I was being completely serious yesterday. I can barely keep up with all the genetic genealogy in the news, so here’s yet another round-up of the all the latest:
Sorenson Genomics is everywhere in the news. For example, a recent article in the Daily Herald discusses Scott Woodward’s love of genetics. Woodward is the Director and Chief Scientific Officer of the Sorenson Molecular Genealogy Foundation. Megan Smolenyak wrote about this article at Megan’s Roots World. Sorenson also announced that it will merge the Identigene and GeneTree DNA testing units (HT: Genome Technology Online).
Jasia at Creative Gene discusses some of the financial costs associated with genetic genealogy.

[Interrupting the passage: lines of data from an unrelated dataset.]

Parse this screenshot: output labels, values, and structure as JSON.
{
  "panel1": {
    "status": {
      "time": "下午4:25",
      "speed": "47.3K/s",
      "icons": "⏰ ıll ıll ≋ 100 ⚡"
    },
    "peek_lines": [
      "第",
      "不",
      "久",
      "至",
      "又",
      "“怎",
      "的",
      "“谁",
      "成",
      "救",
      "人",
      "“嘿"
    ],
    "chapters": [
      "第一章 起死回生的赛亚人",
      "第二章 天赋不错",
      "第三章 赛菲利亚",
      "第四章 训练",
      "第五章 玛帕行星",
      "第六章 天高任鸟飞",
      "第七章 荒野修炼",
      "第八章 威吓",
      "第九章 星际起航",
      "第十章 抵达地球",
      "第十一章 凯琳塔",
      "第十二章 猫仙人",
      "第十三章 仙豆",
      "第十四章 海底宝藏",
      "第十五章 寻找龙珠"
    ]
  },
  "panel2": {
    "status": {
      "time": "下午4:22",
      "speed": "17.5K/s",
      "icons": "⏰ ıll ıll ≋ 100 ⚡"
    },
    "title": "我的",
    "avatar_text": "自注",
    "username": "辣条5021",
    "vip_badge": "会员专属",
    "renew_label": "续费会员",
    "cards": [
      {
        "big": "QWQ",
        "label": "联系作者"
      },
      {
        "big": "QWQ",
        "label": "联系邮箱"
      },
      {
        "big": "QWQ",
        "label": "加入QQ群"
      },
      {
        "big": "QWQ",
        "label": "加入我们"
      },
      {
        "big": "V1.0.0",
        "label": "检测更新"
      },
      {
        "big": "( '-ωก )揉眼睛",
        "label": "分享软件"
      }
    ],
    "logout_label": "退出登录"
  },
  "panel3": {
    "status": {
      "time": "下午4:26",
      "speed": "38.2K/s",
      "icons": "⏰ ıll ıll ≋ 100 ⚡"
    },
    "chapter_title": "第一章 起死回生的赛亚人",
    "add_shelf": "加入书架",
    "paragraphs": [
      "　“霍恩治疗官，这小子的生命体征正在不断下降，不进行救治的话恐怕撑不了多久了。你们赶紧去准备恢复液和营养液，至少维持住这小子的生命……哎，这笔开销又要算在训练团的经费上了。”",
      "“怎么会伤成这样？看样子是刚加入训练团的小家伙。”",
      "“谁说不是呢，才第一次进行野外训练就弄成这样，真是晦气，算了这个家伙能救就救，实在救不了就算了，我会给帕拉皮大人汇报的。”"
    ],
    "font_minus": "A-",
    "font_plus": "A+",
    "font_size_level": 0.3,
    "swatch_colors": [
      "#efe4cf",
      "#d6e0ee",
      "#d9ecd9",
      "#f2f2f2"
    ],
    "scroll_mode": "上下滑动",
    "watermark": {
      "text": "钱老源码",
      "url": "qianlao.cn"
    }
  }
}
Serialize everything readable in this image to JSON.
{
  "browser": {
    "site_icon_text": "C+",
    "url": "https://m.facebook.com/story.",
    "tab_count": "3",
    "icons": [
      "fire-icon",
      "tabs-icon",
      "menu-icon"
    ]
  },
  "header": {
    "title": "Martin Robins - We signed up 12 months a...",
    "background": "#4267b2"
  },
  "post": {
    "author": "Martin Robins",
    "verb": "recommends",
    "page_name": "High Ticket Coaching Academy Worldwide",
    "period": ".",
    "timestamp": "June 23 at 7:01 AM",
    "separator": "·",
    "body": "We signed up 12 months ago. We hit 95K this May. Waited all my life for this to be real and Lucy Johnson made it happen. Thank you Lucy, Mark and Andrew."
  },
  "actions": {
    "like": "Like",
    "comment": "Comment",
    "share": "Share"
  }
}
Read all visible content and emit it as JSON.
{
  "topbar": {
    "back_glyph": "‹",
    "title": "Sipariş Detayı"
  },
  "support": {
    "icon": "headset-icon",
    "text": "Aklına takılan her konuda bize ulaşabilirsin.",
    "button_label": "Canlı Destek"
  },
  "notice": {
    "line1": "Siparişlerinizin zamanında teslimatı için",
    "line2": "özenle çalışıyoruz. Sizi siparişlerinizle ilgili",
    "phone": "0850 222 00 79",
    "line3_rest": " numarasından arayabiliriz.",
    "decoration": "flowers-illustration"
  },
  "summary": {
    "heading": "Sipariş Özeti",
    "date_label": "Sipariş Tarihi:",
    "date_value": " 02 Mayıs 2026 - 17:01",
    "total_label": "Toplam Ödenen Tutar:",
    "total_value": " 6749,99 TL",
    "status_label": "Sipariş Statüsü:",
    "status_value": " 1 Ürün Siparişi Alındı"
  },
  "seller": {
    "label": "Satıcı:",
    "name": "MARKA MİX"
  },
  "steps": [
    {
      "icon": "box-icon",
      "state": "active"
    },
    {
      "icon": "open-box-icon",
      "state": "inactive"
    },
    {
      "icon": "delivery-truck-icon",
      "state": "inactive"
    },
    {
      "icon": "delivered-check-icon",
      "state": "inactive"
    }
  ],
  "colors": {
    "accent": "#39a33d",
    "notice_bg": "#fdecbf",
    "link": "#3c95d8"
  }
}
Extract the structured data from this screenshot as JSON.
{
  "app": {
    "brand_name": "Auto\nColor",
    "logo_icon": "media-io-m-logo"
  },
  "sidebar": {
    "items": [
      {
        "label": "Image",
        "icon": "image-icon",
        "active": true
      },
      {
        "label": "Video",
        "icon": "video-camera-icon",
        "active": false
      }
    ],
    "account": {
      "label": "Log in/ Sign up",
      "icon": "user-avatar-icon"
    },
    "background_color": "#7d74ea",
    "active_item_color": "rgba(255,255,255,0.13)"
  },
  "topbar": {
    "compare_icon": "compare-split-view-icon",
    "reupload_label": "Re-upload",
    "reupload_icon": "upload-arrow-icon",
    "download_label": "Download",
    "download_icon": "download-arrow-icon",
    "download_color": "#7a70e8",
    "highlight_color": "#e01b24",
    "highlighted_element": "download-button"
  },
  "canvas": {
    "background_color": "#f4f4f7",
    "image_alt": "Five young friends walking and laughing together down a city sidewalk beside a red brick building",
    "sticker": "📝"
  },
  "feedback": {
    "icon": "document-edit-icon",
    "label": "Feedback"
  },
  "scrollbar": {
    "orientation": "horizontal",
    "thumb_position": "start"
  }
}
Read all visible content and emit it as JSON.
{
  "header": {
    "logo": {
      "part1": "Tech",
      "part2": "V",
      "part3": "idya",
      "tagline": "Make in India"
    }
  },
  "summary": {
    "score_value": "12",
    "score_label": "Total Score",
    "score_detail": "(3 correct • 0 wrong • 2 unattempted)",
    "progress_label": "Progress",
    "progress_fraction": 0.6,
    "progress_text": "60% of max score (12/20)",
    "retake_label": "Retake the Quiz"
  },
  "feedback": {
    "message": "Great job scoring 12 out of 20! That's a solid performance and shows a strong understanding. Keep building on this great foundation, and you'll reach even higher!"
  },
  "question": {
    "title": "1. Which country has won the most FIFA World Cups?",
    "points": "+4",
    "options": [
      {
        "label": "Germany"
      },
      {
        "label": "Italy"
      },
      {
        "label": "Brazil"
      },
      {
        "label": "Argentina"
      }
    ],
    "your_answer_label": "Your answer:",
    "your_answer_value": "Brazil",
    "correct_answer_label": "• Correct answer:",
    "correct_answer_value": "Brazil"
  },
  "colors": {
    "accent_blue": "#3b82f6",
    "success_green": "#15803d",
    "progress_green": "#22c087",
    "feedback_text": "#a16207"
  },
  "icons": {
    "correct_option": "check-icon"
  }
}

It appears that this will be a series of posts, and I’m very interested to see how the costs compare to traditional genealogical research. Note that Creative Gene is a member of The Genealogists, a Feedburner Network of some of today’s best genealogical blogs.
“DNA Decoding Maps Mainstream Future” is an article from the Wall Street Journal that analysizes the stiff competition for the $10,000, or $1000, or even the $100 genome. Four major contenders are identified, including “Illumina Inc., of San Diego; Applera Corp.’s Applied Biosystems unit in Foster City, Calif.; Roche Holding AG’s 454 Life Sciences in Branford, Conn.; and Helicos BioSciences Corp., of Cambridge, Mass.” (HT: Scienceroll):
“It currently costs between $300,000 and $3 million to sequence a genome. But with better chemicals and faster computers, the companies say, the cost will fall to $10,000 within a few years.”
Hsien at Eye On DNA has a podcast of Dr. George Church in “Futures in Biotech.” As you know, Dr. Church is the head of the Personal Genome Project, and one of the “First 10.”
“Scot to Bring DNA From Russia With Lermentov” is an article from scotsman.com which discusses Bryan Sykes’ plan to prove a link between Scots with the surname Learmonth, and Russians with the surname Lermentov. According to Sykes, up to 250,000 Russians may have Scottish blood:
“Russia now has thousands of Lermontovs. The Lermontov Society, founded 15 years ago, believes they are descended from George Learmonth, a Scottish adventurer who fought for the Poles but was captured by Russian forces in the late 17th century. As a mercenary soldier, he swapped sides and decided to stay on in Russia, where he married and started a family.
The Learmonth heraldic crest, first registered in Scotland in 1672, has very similar characteristics to the Lermontov crest, which first appeared in 1782. George’s descendants are likely to have changed their name to fit in with Russian society.”
A very interesting article, and yet another example of using genetic genealogy to answer real-life historical questions. (HT: Hsien).
So there you are, all the latest news in genetic genealogy!